The cellular system includes a MTSO (sometimes situated in a CO of PSTN), the cell sites, and the mobile units. The central processor at the MTSO controls the switching equipment needed to interconnect the mobile users with the wireline telephone network (PSTN). It also controls cell-site actions and many of the mobile unit actions through commands relayed to them by the cell sites.

The MTSO is connected to each cell site via wireline PSTN, over which they exchange information required to process the calls. Each cell site has one transreceiver for each of its assigned voice channels and the corresponding transmitting/receiving antennas for those channels.

The equipment at the mobile station contains a control unit, a transreceiver and an antenna, with a duplexer, to segregate the transmitted and received signals. (In space diversity systems, if used to combat fading and interference problems, there will be more than one antenna in operation.)

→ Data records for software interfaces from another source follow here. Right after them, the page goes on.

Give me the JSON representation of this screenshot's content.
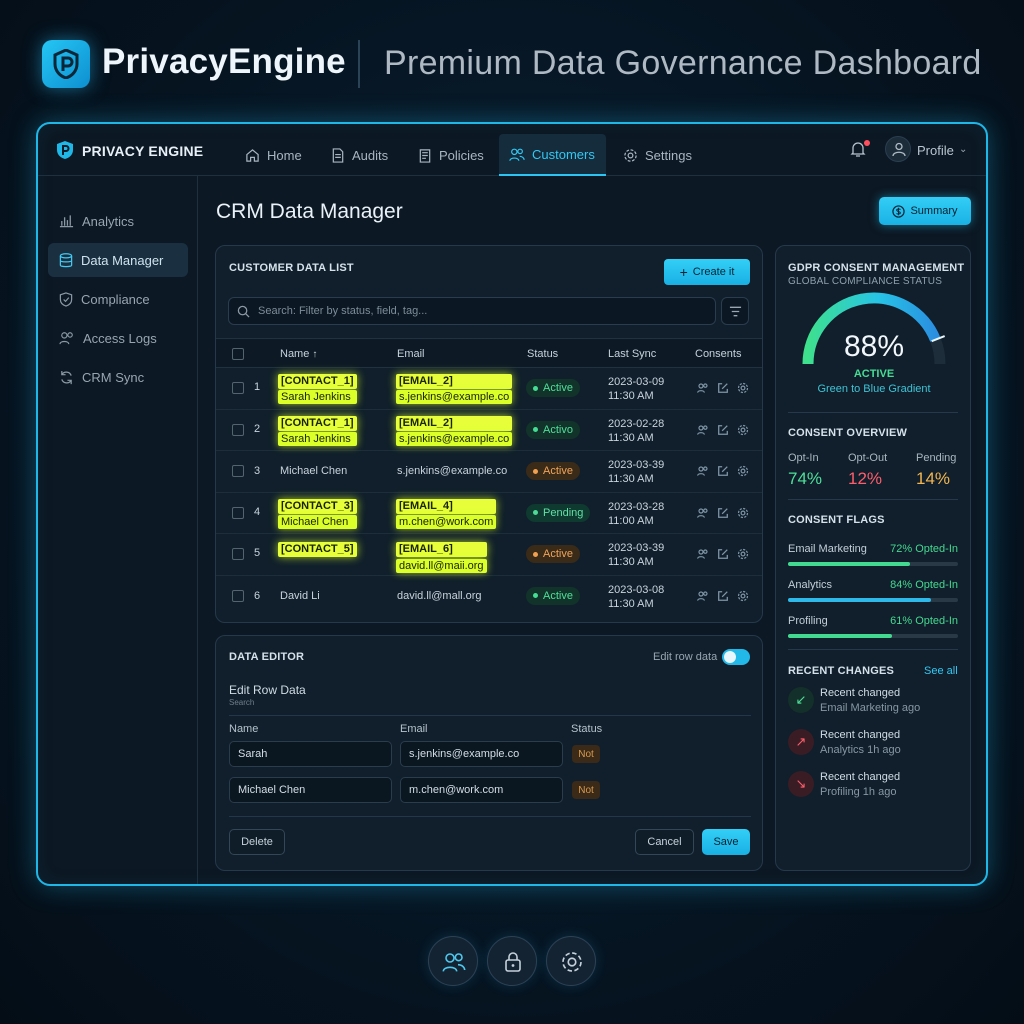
{
  "brand": {
    "name": "PrivacyEngine",
    "subtitle": "Premium Data Governance Dashboard"
  },
  "app": {
    "logo_text": "PRIVACY ENGINE"
  },
  "nav": {
    "items": [
      {
        "label": "Home",
        "icon": "home-icon"
      },
      {
        "label": "Audits",
        "icon": "document-icon"
      },
      {
        "label": "Policies",
        "icon": "clipboard-icon"
      },
      {
        "label": "Customers",
        "icon": "users-icon",
        "active": true
      },
      {
        "label": "Settings",
        "icon": "gear-icon"
      }
    ],
    "profile": "Profile"
  },
  "sidebar": {
    "items": [
      {
        "label": "Analytics",
        "icon": "bar-chart-icon"
      },
      {
        "label": "Data Manager",
        "icon": "database-icon",
        "active": true
      },
      {
        "label": "Compliance",
        "icon": "shield-icon"
      },
      {
        "label": "Access Logs",
        "icon": "users-icon"
      },
      {
        "label": "CRM Sync",
        "icon": "sync-icon"
      }
    ]
  },
  "main": {
    "title": "CRM Data Manager",
    "summary_label": "Summary"
  },
  "customer_list": {
    "title": "CUSTOMER DATA LIST",
    "create_label": "Create it",
    "search_placeholder": "Search: Filter by status, field, tag...",
    "headers": {
      "name": "Name",
      "email": "Email",
      "status": "Status",
      "last_sync": "Last Sync",
      "consents": "Consents"
    },
    "rows": [
      {
        "num": "1",
        "name_tag": "[CONTACT_1]",
        "name": "Sarah Jenkins",
        "email_tag": "[EMAIL_2]",
        "email": "s.jenkins@example.co",
        "status": "Active",
        "sync_date": "2023-03-09",
        "sync_time": "11:30 AM"
      },
      {
        "num": "2",
        "name_tag": "[CONTACT_1]",
        "name": "Sarah Jenkins",
        "email_tag": "[EMAIL_2]",
        "email": "s.jenkins@example.co",
        "status": "Activo",
        "sync_date": "2023-02-28",
        "sync_time": "11:30 AM"
      },
      {
        "num": "3",
        "name": "Michael Chen",
        "email": "s.jenkins@example.co",
        "status": "Active",
        "sync_date": "2023-03-39",
        "sync_time": "11:30 AM"
      },
      {
        "num": "4",
        "name_tag": "[CONTACT_3]",
        "name": "Michael Chen",
        "email_tag": "[EMAIL_4]",
        "email": "m.chen@work.com",
        "status": "Pending",
        "sync_date": "2023-03-28",
        "sync_time": "11:00 AM"
      },
      {
        "num": "5",
        "name_tag": "[CONTACT_5]",
        "email_tag": "[EMAIL_6]",
        "email": "david.ll@maii.org",
        "status": "Active",
        "sync_date": "2023-03-39",
        "sync_time": "11:30 AM"
      },
      {
        "num": "6",
        "name": "David Li",
        "email": "david.ll@mall.org",
        "status": "Active",
        "sync_date": "2023-03-08",
        "sync_time": "11:30 AM"
      }
    ]
  },
  "editor": {
    "title": "DATA EDITOR",
    "toggle_label": "Edit row data",
    "section_title": "Edit Row Data",
    "section_sub": "Search",
    "headers": {
      "name": "Name",
      "email": "Email",
      "status": "Status"
    },
    "rows": [
      {
        "name": "Sarah",
        "email": "s.jenkins@example.co",
        "status": "Not"
      },
      {
        "name": "Michael Chen",
        "email": "m.chen@work.com",
        "status": "Not"
      }
    ],
    "delete_label": "Delete",
    "cancel_label": "Cancel",
    "save_label": "Save"
  },
  "gdpr": {
    "title": "GDPR CONSENT MANAGEMENT",
    "subtitle": "GLOBAL COMPLIANCE STATUS",
    "gauge_value": "88%",
    "gauge_fraction": 0.88,
    "gauge_status": "ACTIVE",
    "gauge_caption": "Green to Blue Gradient",
    "overview_title": "CONSENT OVERVIEW",
    "overview": [
      {
        "label": "Opt-In",
        "value": "74%",
        "color": "#4ee09a"
      },
      {
        "label": "Opt-Out",
        "value": "12%",
        "color": "#ff5d6c"
      },
      {
        "label": "Pending",
        "value": "14%",
        "color": "#f2b550"
      }
    ],
    "flags_title": "CONSENT FLAGS",
    "flags": [
      {
        "label": "Email Marketing",
        "value": "72% Opted-In",
        "fraction": 0.72,
        "color": "#44d990"
      },
      {
        "label": "Analytics",
        "value": "84% Opted-In",
        "fraction": 0.84,
        "color": "#2fb8ea"
      },
      {
        "label": "Profiling",
        "value": "61% Opted-In",
        "fraction": 0.61,
        "color": "#44d990"
      }
    ],
    "changes_title": "RECENT CHANGES",
    "see_all": "See all",
    "changes": [
      {
        "title": "Recent changed",
        "sub": "Email Marketing ago",
        "icon": "arrow-down-left-icon",
        "color": "#4ee09a"
      },
      {
        "title": "Recent changed",
        "sub": "Analytics 1h ago",
        "icon": "arrow-up-right-icon",
        "color": "#ff5d6c"
      },
      {
        "title": "Recent changed",
        "sub": "Profiling 1h ago",
        "icon": "arrow-down-right-icon",
        "color": "#ff5d6c"
      }
    ]
  },
  "dock": [
    {
      "icon": "users-icon"
    },
    {
      "icon": "lock-icon"
    },
    {
      "icon": "gear-icon"
    }
  ]
}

The control unit has user interfaces, namely, the handset, the dialler and a light-emitting diode (LED) indicator. The transreceiver includes a synthesizer to tune to all the allocated channels. The logic section interprets the user’s actions and various system commands. Subsequently, it also controls the transreceiver and the control units.

A few radio channels are used for call set-up and tear-down procedures. First, they facilitate the necessary exchange of signalling information for call set-up. Whenever the mobile unit is “on”, but not in use, the unit continuously monitors these set-up channels. And selects the strongest one. Thus, the base station/cell and the current location of this mobile unit (linked via that selected channel) are mutually identified.

That is, the mobile unit and the base station are now synchronised through the set-up channel with an identification number (ID) prescribed for the mobile unit. Now, the base station can transfer any call coming for the mobile unit. When the mobile unit is alerted of an incoming call, it again samples the signal-strength of all received signalling/set-up channels and responds through the cell-site offering the strongest signal.

It then indicates its preference for communication through that cell-site/base station, gets an ID and the base station, in turn, responds by supplying the ringing tone so as to alert the user to pick up the phone. Similar sequence of events takes place at the calling subscriber side except in the reverse order. Due to the mobility involved, the system examines the call being received every few seconds at the cell-site.

If necessary, the system “looks” for another site to serve the call. When such a need occurs, the mobile unit retunes itself to the newly found cell-site by receiving a command from the base station. This process of changing the base station or handing over the responsibility of servicing a mobile unit, as mentioned earlier, is known as “hand-off”. It occurs in a brief interrupted period of about 50 ms.

The power output of the mobile unit is about 0.7 to 3W and is controlled by a power up/down “power control signal” from the base station in seven, 1-dB steps. This power control is necessary to reduce the interference with other phones and minimise the overloading of the base-station receiver.

After their inception, analog cellular networks soon exhausted the FDMA channels (with 30 kHz FM bandwidth for each channel) offered to the growing population of subscribers (within the allocated spectrum). Hence, the second generation of digital wireless telephony came into the picture with a channel allocation based on TDMA and/or CDMA schemes.